Operas and stage productions in general are notoriously difficult to capture in screen, but I think this is quite successful. One is almost always aware of the stage, the stage-y effects and the audience, but it's shot with enough variety to avoid looking static. Yes, it makes me wish I'd actually been in the audience, but you can't fault it for making the real thing look so appealing. The performances are all wonderful, especially Richard Harris; he actually wasn't bad in the 1967 film, but he couldn't rescue that disaster.
This reminds me of my disappointment a few weeks back at finally getting around to seeing Bergman's 1975 filmed version of The Magic Flute. That production blends elements of a live stage version with beyond-the-stage scenes designed more for the camera. I probably need to see it again to articulate more clearly why it doesn't work for me - I do remember a lot of painfully close close-ups, a problem that also crops up in that '67 Camelot. In general, it's just too affected for my tastes, more hallucinogenic than magical.
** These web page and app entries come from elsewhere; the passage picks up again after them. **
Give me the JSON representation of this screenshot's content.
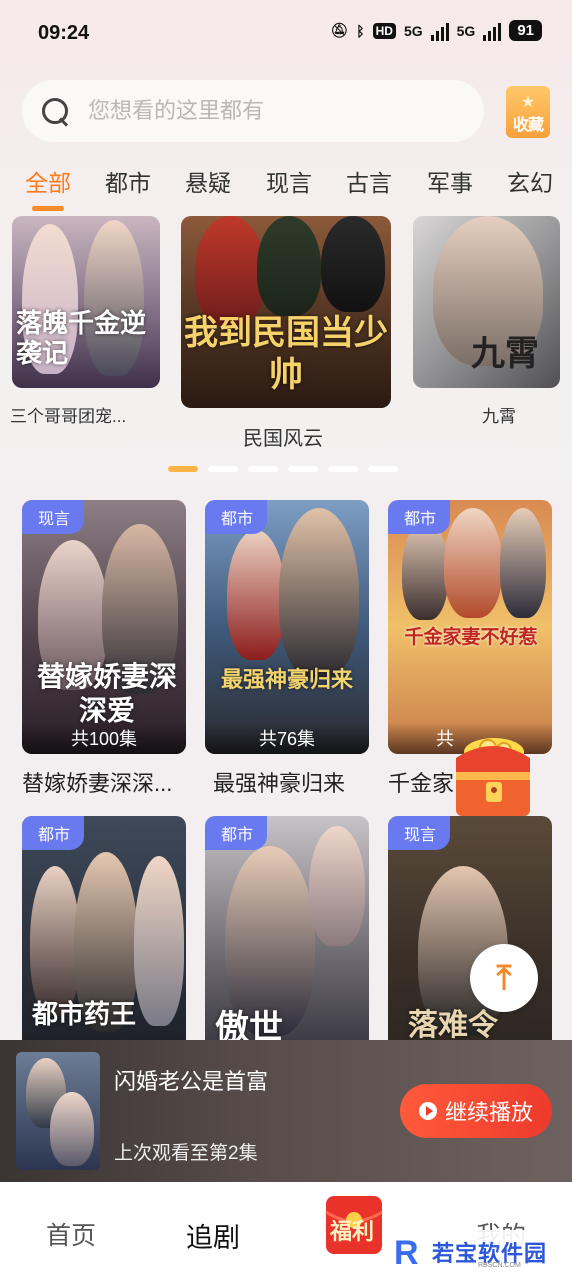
{
  "status_bar": {
    "time": "09:24",
    "network_label": "5G",
    "hd_label": "HD",
    "battery": "91"
  },
  "search": {
    "placeholder": "您想看的这里都有"
  },
  "favorite": {
    "label": "收藏"
  },
  "tabs": [
    {
      "label": "全部",
      "active": true
    },
    {
      "label": "都市",
      "active": false
    },
    {
      "label": "悬疑",
      "active": false
    },
    {
      "label": "现言",
      "active": false
    },
    {
      "label": "古言",
      "active": false
    },
    {
      "label": "军事",
      "active": false
    },
    {
      "label": "玄幻",
      "active": false
    }
  ],
  "carousel": {
    "items": [
      {
        "title": "三个哥哥团宠...",
        "poster_text": "落魄千金逆袭记"
      },
      {
        "title": "民国风云",
        "poster_text": "我到民国当少帅"
      },
      {
        "title": "九霄",
        "poster_text": "九霄"
      }
    ],
    "page_count": 6,
    "active_page": 0
  },
  "dramas": [
    {
      "genre": "现言",
      "episodes": "共100集",
      "title": "替嫁娇妻深深...",
      "poster_text": "替嫁娇妻深深爱"
    },
    {
      "genre": "都市",
      "episodes": "共76集",
      "title": "最强神豪归来",
      "poster_text": "最强神豪归来"
    },
    {
      "genre": "都市",
      "episodes": "共",
      "title": "千金家...",
      "poster_text": "千金家妻不好惹"
    },
    {
      "genre": "都市",
      "episodes": "",
      "title": "",
      "poster_text": "都市药王"
    },
    {
      "genre": "都市",
      "episodes": "",
      "title": "",
      "poster_text": "傲世"
    },
    {
      "genre": "现言",
      "episodes": "",
      "title": "",
      "poster_text": "落难令"
    }
  ],
  "continue_watching": {
    "title": "闪婚老公是首富",
    "progress_text": "上次观看至第2集",
    "button_label": "继续播放"
  },
  "bottom_nav": [
    {
      "label": "首页",
      "active": false
    },
    {
      "label": "追剧",
      "active": true
    },
    {
      "label": "福利",
      "active": false
    },
    {
      "label": "我的",
      "active": false
    }
  ],
  "watermark": {
    "logo_letter": "R",
    "text": "若宝软件园",
    "url": "RBSCN.COM"
  },
  "colors": {
    "accent": "#ff7a1a",
    "badge": "#6979f0",
    "play_button": "#ee3a2c"
  }
}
My favorite operas-on-video would be the Baz Luhrman La Bohème, and, in a quirkier choice, the Peter Sellars The Marriage of Figaro. The audio quality of the latter leaves something to be desired, and the video production has a kind of cheap look, but I think the Trump Towers thing really works. I find the characters believable and I'm always more drawn into the story than any other version I've seen. I'm no big advocate of avant-garde stagings (although this one really isn't all that 'out there'), but I think this version probably communicates something of the edginess that 18th century audiences might have felt.
This is an interesting subject I'd like to return to some time.